St. Croix County officials continued monitoring the flood threat this week in anticipation of rising rivers in the area.
According to a Monday, March 18, National Weather Service report, there is at least a 50 percent chance the stretch of the St. Croix River from Stillwater running to Prescott, where it meets the Mississippi River, and down into Minnesota's Wabasha County, will receive major flooding.
But St. Croix County Emergency Support Services Director Steve T'Kach echoed the weather service's caveat that the severity depends on weather conditions for the rest of the month into April.
"For the most part, it's a waiting game," he said Wednesday.
T'Kach said the county isn't planning on sandbagging operations, but said that's subject to change. Local municipalities generally handle those efforts; he said Hudson officials "are on top of this."
"The potential is there to be right up there with the doozies," he said of major historical floods in the area.
The rate at which snow melts will determine the severity, along with any additional precipitation. The weather service said a best-case scenario means little rain matched with daytime highs in the upper 30s or 40s, along with nighttime freezing.
"The process will slow down" if that occurs, T'Kach said.
The worst case would be an extended period of warm, wet weather with highs in the 50s or 60s, lows in the 40s and high dew points.
According to the NWS forecast for Hudson, Thursday's high will be 50 with a low of 28. Friday will reach 44 and drop to 23. Saturday will see a high of 51 and a low of 32. Thursday through Saturday are all forecast to be sunny.
Sunday's forecast calls for a chance of snow turning over to rain with a high of 50 and a low of 24.
As of Wednesday, five St. Croix County roads were closed due to snowmelt.

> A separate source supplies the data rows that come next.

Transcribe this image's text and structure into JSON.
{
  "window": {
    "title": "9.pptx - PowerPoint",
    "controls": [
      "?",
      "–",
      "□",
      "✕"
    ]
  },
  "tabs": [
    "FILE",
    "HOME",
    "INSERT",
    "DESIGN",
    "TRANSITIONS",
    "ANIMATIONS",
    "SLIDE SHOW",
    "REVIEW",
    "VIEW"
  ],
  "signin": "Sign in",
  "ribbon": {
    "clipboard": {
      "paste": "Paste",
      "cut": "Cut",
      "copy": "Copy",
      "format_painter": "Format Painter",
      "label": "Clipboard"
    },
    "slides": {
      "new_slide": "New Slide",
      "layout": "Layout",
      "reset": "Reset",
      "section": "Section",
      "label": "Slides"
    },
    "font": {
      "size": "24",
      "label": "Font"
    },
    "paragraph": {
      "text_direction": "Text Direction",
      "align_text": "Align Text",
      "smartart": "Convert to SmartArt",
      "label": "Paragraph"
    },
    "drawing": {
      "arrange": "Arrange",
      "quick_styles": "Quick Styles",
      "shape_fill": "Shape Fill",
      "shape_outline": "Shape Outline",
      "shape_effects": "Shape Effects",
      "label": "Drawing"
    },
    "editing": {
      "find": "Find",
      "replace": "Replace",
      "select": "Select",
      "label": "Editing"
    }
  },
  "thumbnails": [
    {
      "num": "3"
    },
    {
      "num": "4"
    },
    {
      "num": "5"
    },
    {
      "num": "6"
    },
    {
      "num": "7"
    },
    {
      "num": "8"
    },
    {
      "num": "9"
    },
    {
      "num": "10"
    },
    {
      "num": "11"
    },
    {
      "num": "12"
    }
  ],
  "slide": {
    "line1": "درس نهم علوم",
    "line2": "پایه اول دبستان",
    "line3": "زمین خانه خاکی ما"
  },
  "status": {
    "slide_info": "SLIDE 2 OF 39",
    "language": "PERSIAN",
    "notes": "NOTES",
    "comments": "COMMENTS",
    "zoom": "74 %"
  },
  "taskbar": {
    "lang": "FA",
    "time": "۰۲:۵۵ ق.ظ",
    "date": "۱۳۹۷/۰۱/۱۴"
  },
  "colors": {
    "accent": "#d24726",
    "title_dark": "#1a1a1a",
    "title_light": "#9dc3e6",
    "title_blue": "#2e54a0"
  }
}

T'Kach said the eastern part of the county received more snow than the western side; more roads are affected in that part of the county, he said, noting that a dozen had been closed over the previous weekend.
T'Kach said officials are also monitoring ice jams on rivers, which can displace water as they build and damage bridges along the way.
"Anything that is in their way is getting hit," he said.
A jam on the Willow River he checked on earlier in the week at county roads I and A appeared to have cleared by Wednesday, with massive ice chunks piling up on the shore and sandbars.